The Baby Gaggia fit the bill because it was relatively cheap -- around $300 (it's a little more now) vs. the $1,000 one might spend on a more fully-featured machine -- yet it produced high quality coffee. The big bonus with the Baby was its professional quality 3-solenoid dual-boiler. All the critical brewing components were metal while the housing was high impact plastic to save money.

We have loved this little machine for the last 3 years as it has faithfully served its raison d'etre - giving us a delicious start to our morning every morning!
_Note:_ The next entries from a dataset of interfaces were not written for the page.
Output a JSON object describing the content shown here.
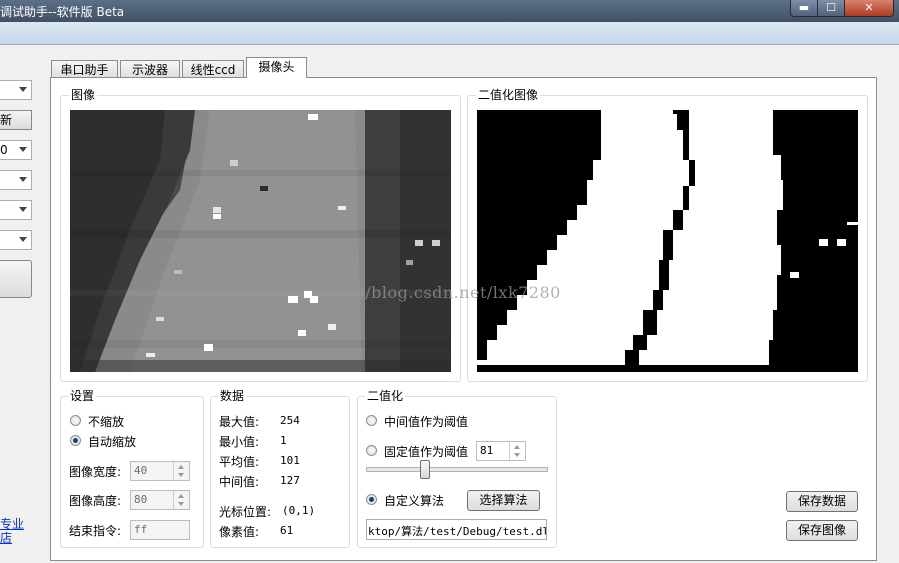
{
  "window": {
    "title": "调试助手--软件版 Beta",
    "minimize_glyph": "▬",
    "maximize_glyph": "☐",
    "close_glyph": "✕"
  },
  "left_panel": {
    "combo_values": [
      "",
      "",
      "0",
      "",
      "",
      ""
    ],
    "refresh_label": "新",
    "links": [
      "专业",
      "店"
    ]
  },
  "tabs": [
    {
      "label": "串口助手"
    },
    {
      "label": "示波器"
    },
    {
      "label": "线性ccd"
    },
    {
      "label": "摄像头",
      "active": true
    }
  ],
  "image_group": {
    "label": "图像"
  },
  "binary_group": {
    "label": "二值化图像"
  },
  "settings": {
    "label": "设置",
    "no_scale_label": "不缩放",
    "auto_scale_label": "自动缩放",
    "selected": "auto_scale",
    "width_label": "图像宽度:",
    "width_value": "40",
    "height_label": "图像高度:",
    "height_value": "80",
    "end_cmd_label": "结束指令:",
    "end_cmd_value": "ff"
  },
  "stats": {
    "label": "数据",
    "max_label": "最大值:",
    "max_value": "254",
    "min_label": "最小值:",
    "min_value": "1",
    "avg_label": "平均值:",
    "avg_value": "101",
    "mid_label": "中间值:",
    "mid_value": "127",
    "cursor_label": "光标位置:",
    "cursor_value": "(0,1)",
    "pixel_label": "像素值:",
    "pixel_value": "61"
  },
  "binarize": {
    "label": "二值化",
    "mid_threshold_label": "中间值作为阈值",
    "fixed_threshold_label": "固定值作为阈值",
    "fixed_threshold_value": "81",
    "slider_value": 81,
    "slider_max": 255,
    "custom_algo_label": "自定义算法",
    "select_algo_label": "选择算法",
    "dll_path": "ktop/算法/test/Debug/test.dll",
    "selected": "custom"
  },
  "actions": {
    "save_data_label": "保存数据",
    "save_image_label": "保存图像"
  },
  "watermark": "http://blog.csdn.net/lxk7280"
}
This was the beginning of a beautiful friendship.

My Routine

1. Wake up
2. Turn on the Baby Gaggia espresso machine
3. Let the machine warm up while I workout
4. Place frothing cup under steam wand to catch drips
5. Run water through the group head
6. Run water through the steam wand
7. Pour hot water from frothing cup into espresso cups (this warms them)
8. Froth milk in the frothing cup and pour into the espresso cups (after pouring out the water, of course)
9. Purge steam through frothing wand and collect in separate cup or glass (use it to clean the group head between multiple brews)
10. Load the filter holder with espresso - tamp down
11. Brew into the espresso cups until the crema is just right (about a 20 count)
12. Drop the spent espresso puck into the knock box
13. Clean the filter holder with the purged steam water
14. Repeat steps 10 - 13 as needed to brew more espresso shots
15. Add sugar to your espresso as desired and stir
16. Enjoy it HOT!

Extra Credit (for the kids):
1. Use left over foam to make "kids' coffee" - otherwise known as "foamy milk" or "milky foam"
2. Use the brown foamy crema/foam combination to draw pictures on the milky foam

-Popular (and easy) pictures include happy faces, sunshine, kitty cats, dogs, stick figures ... use your imagination!